Additionally, critical bloggers were quick to point out lines that hold an uncanny resemblance to quotes by Obama staff members. In one episode about a natural disaster that the V’s intervene to solve, Anna tells a news reporter, “There’s tragedy every day, all over your world—so many opportunities to help.” Likewise, Obama’s Chief of Staff Rahm Emanuel is quoted as saying, “Never let a serious crisis go to waste… it’s an opportunity to do things you think you could not do before.”
At the 2009 Television Critics Association Summer Press Tour session for V, the three producers Scott Peters, Jace Hall and Jeffrey Bell discussed the controversy. Peters explained, “Listen, I think that shows are open to interpretation. People bring subjective thoughts to it. And if you want to ascribe those words to the Visitors or to whatever is going on in our society, that’s sort of up to the viewer, but there’s no particular agenda to hone in on those specific things.”
Bell followed up, “We are talking about the metaphors and allegories here, and at a certain level, I just want to remind people it’s a show about spaceships on ABC at 8 p.m.”
Peters went on to clarify: The show is about the dangerous side of blind devotion. “ What happens when you don’t ask questions about the things you believe in?” he said. “And I think that can be applied across the board whether you are talking about a political issue or a religious issue or a relationship issue, any number of things.”

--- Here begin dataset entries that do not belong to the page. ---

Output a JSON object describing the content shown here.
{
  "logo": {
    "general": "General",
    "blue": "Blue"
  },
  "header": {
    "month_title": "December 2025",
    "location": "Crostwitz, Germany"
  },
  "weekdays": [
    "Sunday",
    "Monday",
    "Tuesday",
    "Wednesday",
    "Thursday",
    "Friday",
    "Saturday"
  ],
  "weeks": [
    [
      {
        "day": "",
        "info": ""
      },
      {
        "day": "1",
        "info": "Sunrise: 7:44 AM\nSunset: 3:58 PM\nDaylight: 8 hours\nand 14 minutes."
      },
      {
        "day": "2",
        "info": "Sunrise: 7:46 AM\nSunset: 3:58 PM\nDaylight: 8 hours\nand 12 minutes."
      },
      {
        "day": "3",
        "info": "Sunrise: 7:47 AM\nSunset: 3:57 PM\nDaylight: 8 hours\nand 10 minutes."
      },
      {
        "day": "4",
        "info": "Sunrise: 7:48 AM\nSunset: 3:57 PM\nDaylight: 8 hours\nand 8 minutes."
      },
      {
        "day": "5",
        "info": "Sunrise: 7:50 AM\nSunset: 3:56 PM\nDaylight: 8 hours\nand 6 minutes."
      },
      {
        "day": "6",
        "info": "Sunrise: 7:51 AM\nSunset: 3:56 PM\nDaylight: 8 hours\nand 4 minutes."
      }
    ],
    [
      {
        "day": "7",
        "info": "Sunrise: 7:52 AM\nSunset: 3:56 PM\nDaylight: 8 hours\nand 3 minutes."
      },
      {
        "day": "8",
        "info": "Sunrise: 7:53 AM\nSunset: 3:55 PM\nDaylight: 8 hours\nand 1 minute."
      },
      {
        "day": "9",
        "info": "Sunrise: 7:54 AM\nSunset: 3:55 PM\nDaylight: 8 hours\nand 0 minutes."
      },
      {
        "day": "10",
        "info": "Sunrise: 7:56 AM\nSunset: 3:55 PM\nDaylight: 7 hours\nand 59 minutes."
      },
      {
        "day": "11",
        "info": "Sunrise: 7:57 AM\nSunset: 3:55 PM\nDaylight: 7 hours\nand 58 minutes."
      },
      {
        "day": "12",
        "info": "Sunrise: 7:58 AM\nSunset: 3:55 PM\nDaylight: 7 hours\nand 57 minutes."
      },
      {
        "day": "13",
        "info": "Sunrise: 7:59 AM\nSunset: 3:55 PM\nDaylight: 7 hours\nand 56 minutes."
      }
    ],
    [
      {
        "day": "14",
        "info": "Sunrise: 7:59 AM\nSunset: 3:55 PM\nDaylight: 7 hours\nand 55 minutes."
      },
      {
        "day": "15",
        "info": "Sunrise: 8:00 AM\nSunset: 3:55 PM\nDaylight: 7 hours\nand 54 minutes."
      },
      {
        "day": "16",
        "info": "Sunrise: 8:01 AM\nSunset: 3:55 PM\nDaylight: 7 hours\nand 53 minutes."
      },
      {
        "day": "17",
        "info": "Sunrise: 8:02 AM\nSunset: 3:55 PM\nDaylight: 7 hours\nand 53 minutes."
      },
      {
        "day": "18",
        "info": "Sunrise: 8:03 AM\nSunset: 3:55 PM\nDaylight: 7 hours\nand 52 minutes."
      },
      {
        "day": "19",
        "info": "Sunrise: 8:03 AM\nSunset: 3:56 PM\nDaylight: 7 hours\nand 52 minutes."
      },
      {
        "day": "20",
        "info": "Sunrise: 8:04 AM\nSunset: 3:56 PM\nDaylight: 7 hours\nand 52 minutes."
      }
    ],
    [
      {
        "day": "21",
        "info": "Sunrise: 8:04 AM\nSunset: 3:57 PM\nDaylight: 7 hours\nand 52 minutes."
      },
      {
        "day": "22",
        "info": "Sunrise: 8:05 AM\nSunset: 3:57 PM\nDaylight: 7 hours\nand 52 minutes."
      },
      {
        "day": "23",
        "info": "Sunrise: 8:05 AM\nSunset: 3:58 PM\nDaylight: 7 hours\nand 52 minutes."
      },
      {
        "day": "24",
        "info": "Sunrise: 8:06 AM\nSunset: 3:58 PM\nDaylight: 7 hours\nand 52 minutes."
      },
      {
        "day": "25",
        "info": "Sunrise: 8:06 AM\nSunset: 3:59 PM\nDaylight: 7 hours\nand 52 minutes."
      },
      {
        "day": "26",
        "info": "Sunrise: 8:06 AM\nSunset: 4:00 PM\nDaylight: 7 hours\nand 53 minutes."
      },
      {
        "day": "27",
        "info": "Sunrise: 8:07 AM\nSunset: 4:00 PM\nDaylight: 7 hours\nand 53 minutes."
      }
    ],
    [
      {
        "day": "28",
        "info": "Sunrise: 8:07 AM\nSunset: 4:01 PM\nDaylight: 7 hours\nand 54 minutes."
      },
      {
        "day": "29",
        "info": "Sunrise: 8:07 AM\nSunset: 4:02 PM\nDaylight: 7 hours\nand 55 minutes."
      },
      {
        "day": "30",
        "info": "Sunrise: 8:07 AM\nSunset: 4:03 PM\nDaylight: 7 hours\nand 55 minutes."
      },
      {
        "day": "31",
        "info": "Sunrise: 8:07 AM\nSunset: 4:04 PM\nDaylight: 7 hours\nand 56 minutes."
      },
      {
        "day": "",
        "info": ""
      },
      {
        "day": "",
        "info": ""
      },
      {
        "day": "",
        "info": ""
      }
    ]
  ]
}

Alien spaceships making us pause in our prime time television consumption and (gasp!) think? Wouldn’t that be revolutionary! The producers’ comments may not lay the Obama controversy to rest, but we could use a little social reminder these days—even if it comes as science-fictionalized reptile aliens masked in hot human form plotting world conquest and mankind annihilation. Like the namesake characters, there’s more than meets the eye in V.